However, individual action is never enough on its own. It’s also worth considering what governmental and legislative steps can be taken to break the cultural dominance of the Disney corporation and improve conditions for its workers. As you probably guessed, I have a few ideas.

Crucially, I think we need to see a new kind of anti-monopoly law aimed specifically at media corporations. This law would limit the number of studios and creative teams that any one company could have under its corporate umbrella. A key part of the problem with the Disney corporation is that it owns too many studios and creative teams and therefore dominates our cultural landscape. Any law that prevents it from acquiring new studios would be a positive first step. If the law could also force Disney (and companies like it) to sell off some of their studios to the people who already work there, that would be even better. It would create a polyphony of worker-owned, independent studios practically overnight.

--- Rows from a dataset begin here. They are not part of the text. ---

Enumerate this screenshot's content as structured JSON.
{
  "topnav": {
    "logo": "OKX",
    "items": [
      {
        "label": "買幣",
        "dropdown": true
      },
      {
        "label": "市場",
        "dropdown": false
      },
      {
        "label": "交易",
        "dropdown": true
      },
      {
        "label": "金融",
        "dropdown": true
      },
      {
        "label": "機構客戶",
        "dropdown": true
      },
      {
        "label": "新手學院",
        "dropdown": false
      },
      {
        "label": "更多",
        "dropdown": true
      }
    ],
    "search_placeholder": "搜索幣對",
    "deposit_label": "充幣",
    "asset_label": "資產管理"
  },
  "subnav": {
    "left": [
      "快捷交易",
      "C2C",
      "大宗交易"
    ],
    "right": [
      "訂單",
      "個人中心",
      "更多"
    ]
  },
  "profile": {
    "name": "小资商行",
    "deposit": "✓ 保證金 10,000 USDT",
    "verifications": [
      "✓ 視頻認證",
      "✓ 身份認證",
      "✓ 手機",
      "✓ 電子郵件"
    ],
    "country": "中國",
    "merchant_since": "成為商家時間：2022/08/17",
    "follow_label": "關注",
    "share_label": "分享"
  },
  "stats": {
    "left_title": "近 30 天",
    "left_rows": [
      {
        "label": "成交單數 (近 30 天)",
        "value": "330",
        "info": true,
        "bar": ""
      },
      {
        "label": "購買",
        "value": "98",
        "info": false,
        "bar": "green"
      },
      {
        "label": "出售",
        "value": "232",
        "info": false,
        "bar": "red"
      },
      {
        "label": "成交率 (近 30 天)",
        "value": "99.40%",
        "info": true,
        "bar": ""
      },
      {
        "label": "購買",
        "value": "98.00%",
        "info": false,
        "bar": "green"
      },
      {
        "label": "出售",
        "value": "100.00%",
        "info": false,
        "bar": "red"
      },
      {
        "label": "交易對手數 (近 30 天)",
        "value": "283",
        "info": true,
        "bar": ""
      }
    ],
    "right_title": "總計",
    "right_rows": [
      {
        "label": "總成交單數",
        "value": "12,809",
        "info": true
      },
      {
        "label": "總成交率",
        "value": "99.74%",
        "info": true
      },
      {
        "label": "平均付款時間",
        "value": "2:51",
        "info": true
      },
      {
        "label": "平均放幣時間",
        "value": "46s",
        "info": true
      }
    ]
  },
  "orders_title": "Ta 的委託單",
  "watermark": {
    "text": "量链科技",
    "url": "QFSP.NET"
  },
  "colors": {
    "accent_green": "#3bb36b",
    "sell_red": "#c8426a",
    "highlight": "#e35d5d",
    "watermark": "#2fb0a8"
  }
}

Theoretically, an incoming Labour government could introduce such a law in the UK, but Disney is an international company primarily based in the USA. In other words, other countries (particularly America) would have to adopt versions of the law for it to have a serious effect. However, the UK has an opportunity to lead the way by being the first company to apply anti-monopoly laws to the cultural landscape itself, and thereby encourage cultural democracy.

An incoming Labour government could also do something about the way Disney treats its workers in this country by raising the UK minimum wage for individuals employed by corporations above a certain size. It could also help combat Disney’s use of sweatshops by requiring that all companies have documented proof that their goods are not being manufactured in sweatshops.

None of this would result in the destruction of the Disney corporation. However, they are practical steps that can be implemented within our lifetime and – hopefully – within the lifetime of the next Labour government.

I’m not saying you should never consume media put out by Disney. Aside from anything else, that would be almost impossible, particularly if you’re into genre films. However, Disney has been given a free pass for far too long. Large swathes of the population laud the company for the creative risks that it supposedly takes with its movies and for its superficial (and entirely false) progressiveness. It’s important to bring its faults, failings and evils to light. Discuss them with other people who watch the movies. Make people aware that they’re putting monsters on a pedestal. Heck, talk about it on the Internet if you’ve got the stomach for the inevitable backlash, courtesy of emotionally fragile fans.

Above all, when you consume their content, don’t do so uncritically – be aware of general and current issues.

Vice